◆ The problem
Could each record be restated word for word?
== Segment start ==
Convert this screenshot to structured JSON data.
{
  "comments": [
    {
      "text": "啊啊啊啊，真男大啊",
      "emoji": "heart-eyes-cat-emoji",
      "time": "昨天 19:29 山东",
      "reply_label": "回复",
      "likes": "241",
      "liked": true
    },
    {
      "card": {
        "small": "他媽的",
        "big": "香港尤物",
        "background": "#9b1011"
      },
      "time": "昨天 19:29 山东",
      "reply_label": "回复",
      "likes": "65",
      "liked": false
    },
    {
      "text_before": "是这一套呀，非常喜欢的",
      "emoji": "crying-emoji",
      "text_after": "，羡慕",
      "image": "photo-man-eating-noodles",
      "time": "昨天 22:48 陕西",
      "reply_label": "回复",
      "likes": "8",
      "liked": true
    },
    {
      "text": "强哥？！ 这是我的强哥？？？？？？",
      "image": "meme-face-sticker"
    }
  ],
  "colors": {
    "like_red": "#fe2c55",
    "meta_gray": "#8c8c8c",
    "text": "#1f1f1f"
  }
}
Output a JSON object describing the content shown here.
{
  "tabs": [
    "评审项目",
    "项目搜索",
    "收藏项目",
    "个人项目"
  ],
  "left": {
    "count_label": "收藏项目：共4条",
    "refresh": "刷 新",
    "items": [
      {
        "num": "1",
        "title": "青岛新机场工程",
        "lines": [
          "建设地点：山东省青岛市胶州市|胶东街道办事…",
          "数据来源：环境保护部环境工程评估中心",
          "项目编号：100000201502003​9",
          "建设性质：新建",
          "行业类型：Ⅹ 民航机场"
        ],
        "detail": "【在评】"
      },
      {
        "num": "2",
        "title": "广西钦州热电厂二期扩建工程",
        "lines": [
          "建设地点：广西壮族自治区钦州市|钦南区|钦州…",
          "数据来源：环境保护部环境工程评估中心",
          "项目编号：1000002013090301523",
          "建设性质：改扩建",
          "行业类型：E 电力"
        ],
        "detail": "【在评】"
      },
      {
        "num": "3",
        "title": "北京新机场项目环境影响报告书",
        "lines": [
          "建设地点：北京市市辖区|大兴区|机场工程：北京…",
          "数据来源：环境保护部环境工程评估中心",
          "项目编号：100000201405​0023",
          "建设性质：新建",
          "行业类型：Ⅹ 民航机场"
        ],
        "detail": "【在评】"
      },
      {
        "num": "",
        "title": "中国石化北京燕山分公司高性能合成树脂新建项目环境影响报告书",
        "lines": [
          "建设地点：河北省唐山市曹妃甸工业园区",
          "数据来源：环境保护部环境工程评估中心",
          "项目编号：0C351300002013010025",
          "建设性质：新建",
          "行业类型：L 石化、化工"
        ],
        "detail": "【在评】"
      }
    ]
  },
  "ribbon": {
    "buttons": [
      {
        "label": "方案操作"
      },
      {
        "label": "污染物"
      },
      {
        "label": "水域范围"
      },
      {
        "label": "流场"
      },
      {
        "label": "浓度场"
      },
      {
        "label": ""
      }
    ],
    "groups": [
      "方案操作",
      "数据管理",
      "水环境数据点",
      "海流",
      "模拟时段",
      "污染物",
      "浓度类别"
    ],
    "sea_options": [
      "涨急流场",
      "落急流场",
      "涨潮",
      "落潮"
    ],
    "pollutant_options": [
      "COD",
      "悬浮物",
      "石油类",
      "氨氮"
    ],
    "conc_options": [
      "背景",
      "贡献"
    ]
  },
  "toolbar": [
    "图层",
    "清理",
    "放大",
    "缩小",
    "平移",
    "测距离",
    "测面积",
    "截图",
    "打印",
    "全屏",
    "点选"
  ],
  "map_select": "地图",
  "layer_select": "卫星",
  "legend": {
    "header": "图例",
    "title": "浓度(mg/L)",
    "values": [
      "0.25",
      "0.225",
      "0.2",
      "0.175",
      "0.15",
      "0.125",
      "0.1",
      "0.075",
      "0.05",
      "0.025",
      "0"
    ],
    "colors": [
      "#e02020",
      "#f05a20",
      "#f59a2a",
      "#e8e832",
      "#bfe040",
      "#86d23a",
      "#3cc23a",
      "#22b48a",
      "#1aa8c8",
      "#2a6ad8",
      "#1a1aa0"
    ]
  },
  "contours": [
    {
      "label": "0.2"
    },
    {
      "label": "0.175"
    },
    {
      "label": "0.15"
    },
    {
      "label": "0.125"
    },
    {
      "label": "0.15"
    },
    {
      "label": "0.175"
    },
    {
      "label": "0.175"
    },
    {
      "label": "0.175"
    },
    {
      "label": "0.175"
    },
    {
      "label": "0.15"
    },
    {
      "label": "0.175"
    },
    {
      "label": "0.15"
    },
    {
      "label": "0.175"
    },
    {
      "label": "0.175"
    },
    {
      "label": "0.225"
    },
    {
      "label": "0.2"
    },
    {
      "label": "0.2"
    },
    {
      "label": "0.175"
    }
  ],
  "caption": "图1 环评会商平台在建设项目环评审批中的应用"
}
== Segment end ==
◆ Reply
Convert this screenshot to structured JSON data.
{
  "comments": [
    {
      "text": "啊啊啊啊，真男大啊",
      "emoji": "heart-eyes-cat-emoji",
      "time": "昨天 19:29 山东",
      "reply_label": "回复",
      "likes": "241",
      "liked": true
    },
    {
      "card": {
        "small": "他媽的",
        "big": "香港尤物",
        "background": "#9b1011"
      },
      "time": "昨天 19:29 山东",
      "reply_label": "回复",
      "likes": "65",
      "liked": false
    },
    {
      "text_before": "是这一套呀，非常喜欢的",
      "emoji": "crying-emoji",
      "text_after": "，羡慕",
      "image": "photo-man-eating-noodles",
      "time": "昨天 22:48 陕西",
      "reply_label": "回复",
      "likes": "8",
      "liked": true
    },
    {
      "text": "强哥？！ 这是我的强哥？？？？？？",
      "image": "meme-face-sticker"
    }
  ],
  "colors": {
    "like_red": "#fe2c55",
    "meta_gray": "#8c8c8c",
    "text": "#1f1f1f"
  }
}
Output a JSON object describing the content shown here.
{
  "tabs": [
    "评审项目",
    "项目搜索",
    "收藏项目",
    "个人项目"
  ],
  "left": {
    "count_label": "收藏项目：共4条",
    "refresh": "刷 新",
    "items": [
      {
        "num": "1",
        "title": "青岛新机场工程",
        "lines": [
          "建设地点：山东省青岛市胶州市|胶东街道办事…",
          "数据来源：环境保护部环境工程评估中心",
          "项目编号：100000201502003​9",
          "建设性质：新建",
          "行业类型：Ⅹ 民航机场"
        ],
        "detail": "【在评】"
      },
      {
        "num": "2",
        "title": "广西钦州热电厂二期扩建工程",
        "lines": [
          "建设地点：广西壮族自治区钦州市|钦南区|钦州…",
          "数据来源：环境保护部环境工程评估中心",
          "项目编号：1000002013090301523",
          "建设性质：改扩建",
          "行业类型：E 电力"
        ],
        "detail": "【在评】"
      },
      {
        "num": "3",
        "title": "北京新机场项目环境影响报告书",
        "lines": [
          "建设地点：北京市市辖区|大兴区|机场工程：北京…",
          "数据来源：环境保护部环境工程评估中心",
          "项目编号：100000201405​0023",
          "建设性质：新建",
          "行业类型：Ⅹ 民航机场"
        ],
        "detail": "【在评】"
      },
      {
        "num": "",
        "title": "中国石化北京燕山分公司高性能合成树脂新建项目环境影响报告书",
        "lines": [
          "建设地点：河北省唐山市曹妃甸工业园区",
          "数据来源：环境保护部环境工程评估中心",
          "项目编号：0C351300002013010025",
          "建设性质：新建",
          "行业类型：L 石化、化工"
        ],
        "detail": "【在评】"
      }
    ]
  },
  "ribbon": {
    "buttons": [
      {
        "label": "方案操作"
      },
      {
        "label": "污染物"
      },
      {
        "label": "水域范围"
      },
      {
        "label": "流场"
      },
      {
        "label": "浓度场"
      },
      {
        "label": ""
      }
    ],
    "groups": [
      "方案操作",
      "数据管理",
      "水环境数据点",
      "海流",
      "模拟时段",
      "污染物",
      "浓度类别"
    ],
    "sea_options": [
      "涨急流场",
      "落急流场",
      "涨潮",
      "落潮"
    ],
    "pollutant_options": [
      "COD",
      "悬浮物",
      "石油类",
      "氨氮"
    ],
    "conc_options": [
      "背景",
      "贡献"
    ]
  },
  "toolbar": [
    "图层",
    "清理",
    "放大",
    "缩小",
    "平移",
    "测距离",
    "测面积",
    "截图",
    "打印",
    "全屏",
    "点选"
  ],
  "map_select": "地图",
  "layer_select": "卫星",
  "legend": {
    "header": "图例",
    "title": "浓度(mg/L)",
    "values": [
      "0.25",
      "0.225",
      "0.2",
      "0.175",
      "0.15",
      "0.125",
      "0.1",
      "0.075",
      "0.05",
      "0.025",
      "0"
    ],
    "colors": [
      "#e02020",
      "#f05a20",
      "#f59a2a",
      "#e8e832",
      "#bfe040",
      "#86d23a",
      "#3cc23a",
      "#22b48a",
      "#1aa8c8",
      "#2a6ad8",
      "#1a1aa0"
    ]
  },
  "contours": [
    {
      "label": "0.2"
    },
    {
      "label": "0.175"
    },
    {
      "label": "0.15"
    },
    {
      "label": "0.125"
    },
    {
      "label": "0.15"
    },
    {
      "label": "0.175"
    },
    {
      "label": "0.175"
    },
    {
      "label": "0.175"
    },
    {
      "label": "0.175"
    },
    {
      "label": "0.15"
    },
    {
      "label": "0.175"
    },
    {
      "label": "0.15"
    },
    {
      "label": "0.175"
    },
    {
      "label": "0.175"
    },
    {
      "label": "0.225"
    },
    {
      "label": "0.2"
    },
    {
      "label": "0.2"
    },
    {
      "label": "0.175"
    }
  ],
  "caption": "图1 环评会商平台在建设项目环评审批中的应用"
}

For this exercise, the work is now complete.